• [PROVIDED MATERIAL]:
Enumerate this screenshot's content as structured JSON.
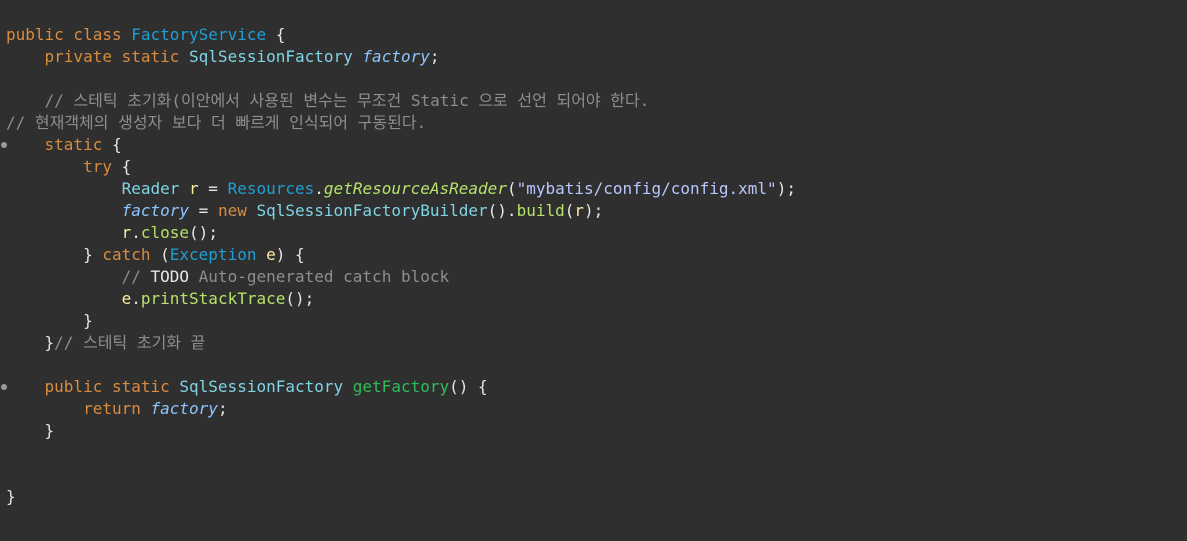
{
  "code_lines": [
    [
      {
        "t": "public class ",
        "c": "tok-kw"
      },
      {
        "t": "FactoryService",
        "c": "tok-cls"
      },
      {
        "t": " {",
        "c": "tok-pun"
      }
    ],
    [
      {
        "t": "    private static ",
        "c": "tok-kw"
      },
      {
        "t": "SqlSessionFactory ",
        "c": "tok-type"
      },
      {
        "t": "factory",
        "c": "tok-field"
      },
      {
        "t": ";",
        "c": "tok-pun"
      }
    ],
    [],
    [
      {
        "t": "    // 스테틱 초기화(이안에서 사용된 변수는 무조건 Static 으로 선언 되어야 한다.",
        "c": "tok-cmt"
      }
    ],
    [
      {
        "t": "// 현재객체의 생성자 보다 더 빠르게 인식되어 구동된다.",
        "c": "tok-cmt"
      }
    ],
    [
      {
        "t": "    static ",
        "c": "tok-kw"
      },
      {
        "t": "{",
        "c": "tok-pun"
      }
    ],
    [
      {
        "t": "        try ",
        "c": "tok-kw"
      },
      {
        "t": "{",
        "c": "tok-pun"
      }
    ],
    [
      {
        "t": "            ",
        "c": "tok-pun"
      },
      {
        "t": "Reader ",
        "c": "tok-type"
      },
      {
        "t": "r",
        "c": "tok-var"
      },
      {
        "t": " = ",
        "c": "tok-pun"
      },
      {
        "t": "Resources",
        "c": "tok-cls"
      },
      {
        "t": ".",
        "c": "tok-pun"
      },
      {
        "t": "getResourceAsReader",
        "c": "tok-call"
      },
      {
        "t": "(",
        "c": "tok-pun"
      },
      {
        "t": "\"mybatis/config/config.xml\"",
        "c": "tok-str"
      },
      {
        "t": ");",
        "c": "tok-pun"
      }
    ],
    [
      {
        "t": "            ",
        "c": "tok-pun"
      },
      {
        "t": "factory",
        "c": "tok-field"
      },
      {
        "t": " = ",
        "c": "tok-pun"
      },
      {
        "t": "new ",
        "c": "tok-kw"
      },
      {
        "t": "SqlSessionFactoryBuilder",
        "c": "tok-type"
      },
      {
        "t": "().",
        "c": "tok-pun"
      },
      {
        "t": "build",
        "c": "tok-meth"
      },
      {
        "t": "(",
        "c": "tok-pun"
      },
      {
        "t": "r",
        "c": "tok-var"
      },
      {
        "t": ");",
        "c": "tok-pun"
      }
    ],
    [
      {
        "t": "            ",
        "c": "tok-pun"
      },
      {
        "t": "r",
        "c": "tok-var"
      },
      {
        "t": ".",
        "c": "tok-pun"
      },
      {
        "t": "close",
        "c": "tok-meth"
      },
      {
        "t": "();",
        "c": "tok-pun"
      }
    ],
    [
      {
        "t": "        } ",
        "c": "tok-pun"
      },
      {
        "t": "catch ",
        "c": "tok-kw"
      },
      {
        "t": "(",
        "c": "tok-pun"
      },
      {
        "t": "Exception ",
        "c": "tok-cls"
      },
      {
        "t": "e",
        "c": "tok-var"
      },
      {
        "t": ") {",
        "c": "tok-pun"
      }
    ],
    [
      {
        "t": "            // ",
        "c": "tok-cmt"
      },
      {
        "t": "TODO",
        "c": "tok-pun"
      },
      {
        "t": " Auto-generated catch block",
        "c": "tok-cmt"
      }
    ],
    [
      {
        "t": "            ",
        "c": "tok-pun"
      },
      {
        "t": "e",
        "c": "tok-var"
      },
      {
        "t": ".",
        "c": "tok-pun"
      },
      {
        "t": "printStackTrace",
        "c": "tok-meth"
      },
      {
        "t": "();",
        "c": "tok-pun"
      }
    ],
    [
      {
        "t": "        }",
        "c": "tok-pun"
      }
    ],
    [
      {
        "t": "    }",
        "c": "tok-pun"
      },
      {
        "t": "// 스테틱 초기화 끝",
        "c": "tok-cmt"
      }
    ],
    [],
    [
      {
        "t": "    public static ",
        "c": "tok-kw"
      },
      {
        "t": "SqlSessionFactory ",
        "c": "tok-type"
      },
      {
        "t": "getFactory",
        "c": "tok-mdef"
      },
      {
        "t": "() {",
        "c": "tok-pun"
      }
    ],
    [
      {
        "t": "        return ",
        "c": "tok-kw"
      },
      {
        "t": "factory",
        "c": "tok-field"
      },
      {
        "t": ";",
        "c": "tok-pun"
      }
    ],
    [
      {
        "t": "    }",
        "c": "tok-pun"
      }
    ],
    [],
    [],
    [
      {
        "t": "}",
        "c": "tok-pun"
      }
    ]
  ],
  "markers": [
    5,
    16
  ],
  "colors": {
    "background": "#2f2f2f",
    "keyword": "#d98c3f",
    "class": "#1e9fd6",
    "type": "#7fd4e6",
    "field": "#8ec5ff",
    "string": "#b8c7ff",
    "comment": "#8e8e8e",
    "method_def": "#2dbd5c"
  }
}
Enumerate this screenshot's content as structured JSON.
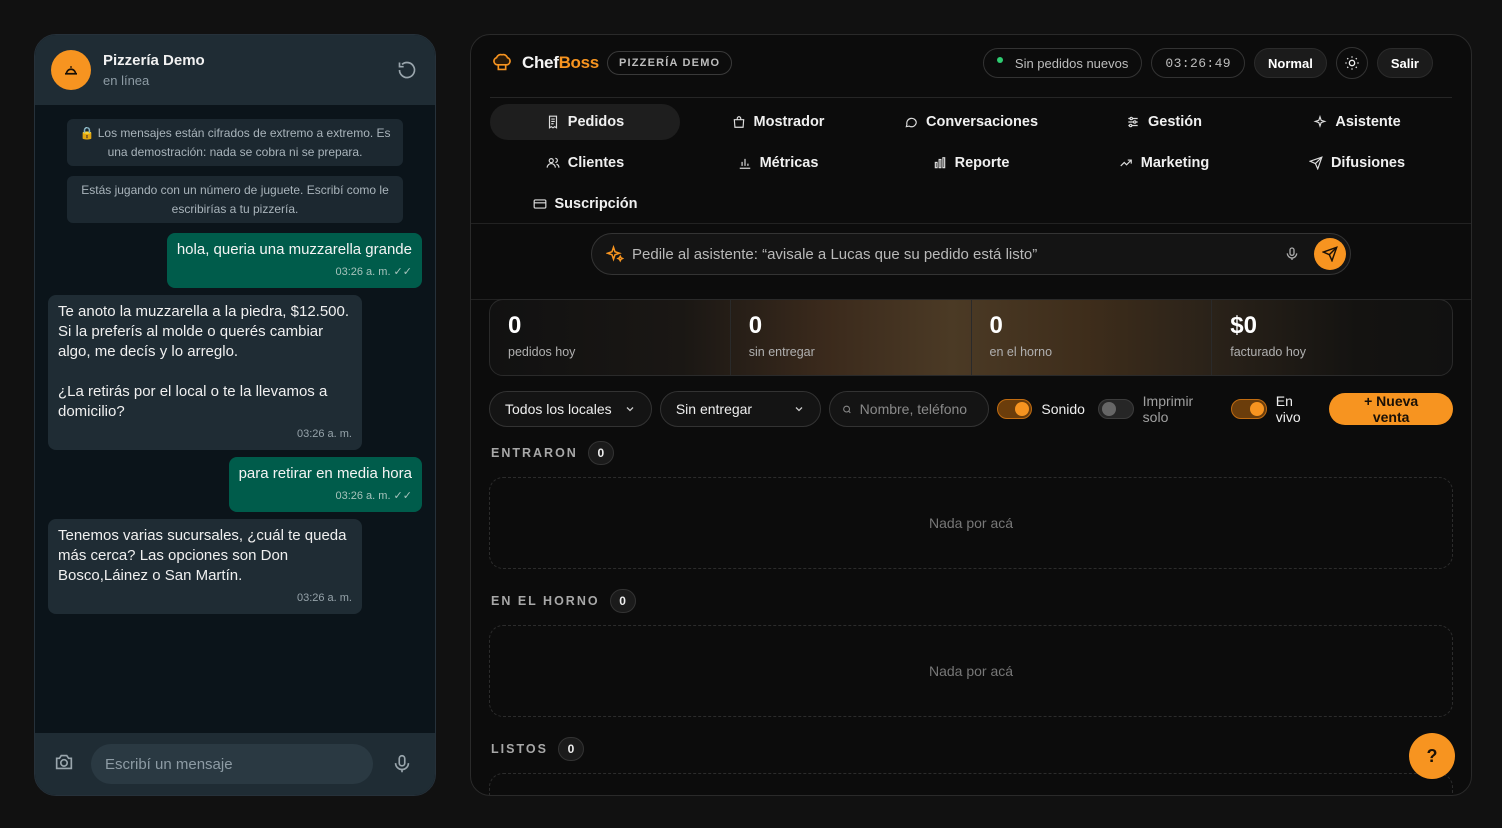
{
  "chat": {
    "name": "Pizzería Demo",
    "status": "en línea",
    "notices": [
      "🔒 Los mensajes están cifrados de extremo a extremo. Es una demostración: nada se cobra ni se prepara.",
      "Estás jugando con un número de juguete. Escribí como le escribirías a tu pizzería."
    ],
    "messages": [
      {
        "dir": "out",
        "text": "hola, queria una muzzarella grande",
        "time": "03:26 a. m. ✓✓"
      },
      {
        "dir": "in",
        "text": "Te anoto la muzzarella a la piedra, $12.500. Si la preferís al molde o querés cambiar algo, me decís y lo arreglo.\n\n¿La retirás por el local o te la llevamos a domicilio?",
        "time": "03:26 a. m."
      },
      {
        "dir": "out",
        "text": "para retirar en media hora",
        "time": "03:26 a. m. ✓✓"
      },
      {
        "dir": "in",
        "text": "Tenemos varias sucursales, ¿cuál te queda más cerca? Las opciones son Don Bosco,Láinez o San Martín.",
        "time": "03:26 a. m."
      }
    ],
    "input_placeholder": "Escribí un mensaje"
  },
  "app": {
    "brand_a": "Chef",
    "brand_b": "Boss",
    "tenant": "PIZZERÍA DEMO",
    "status_pill": "Sin pedidos nuevos",
    "clock": "03:26:49",
    "mode": "Normal",
    "logout": "Salir",
    "nav": [
      {
        "label": "Pedidos",
        "icon": "receipt-icon",
        "active": true
      },
      {
        "label": "Mostrador",
        "icon": "bag-icon"
      },
      {
        "label": "Conversaciones",
        "icon": "chat-bubble-icon"
      },
      {
        "label": "Gestión",
        "icon": "sliders-icon"
      },
      {
        "label": "Asistente",
        "icon": "sparkle-icon"
      },
      {
        "label": "Clientes",
        "icon": "users-icon"
      },
      {
        "label": "Métricas",
        "icon": "bar-chart-icon"
      },
      {
        "label": "Reporte",
        "icon": "report-chart-icon"
      },
      {
        "label": "Marketing",
        "icon": "trend-up-icon"
      },
      {
        "label": "Difusiones",
        "icon": "send-icon"
      },
      {
        "label": "Suscripción",
        "icon": "card-icon"
      }
    ],
    "assistant_placeholder": "Pedile al asistente: “avisale a Lucas que su pedido está listo”",
    "stats": [
      {
        "value": "0",
        "label": "pedidos hoy"
      },
      {
        "value": "0",
        "label": "sin entregar"
      },
      {
        "value": "0",
        "label": "en el horno"
      },
      {
        "value": "$0",
        "label": "facturado hoy"
      }
    ],
    "filters": {
      "location": "Todos los locales",
      "state": "Sin entregar",
      "search_placeholder": "Nombre, teléfono",
      "sound_label": "Sonido",
      "print_label": "Imprimir solo",
      "live_label": "En vivo",
      "new_sale": "+ Nueva venta"
    },
    "sections": [
      {
        "title": "ENTRARON",
        "count": "0",
        "empty": "Nada por acá"
      },
      {
        "title": "EN EL HORNO",
        "count": "0",
        "empty": "Nada por acá"
      },
      {
        "title": "LISTOS",
        "count": "0"
      }
    ],
    "help": "?"
  }
}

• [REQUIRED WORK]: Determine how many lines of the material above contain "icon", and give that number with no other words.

• [THE ANSWER]: 11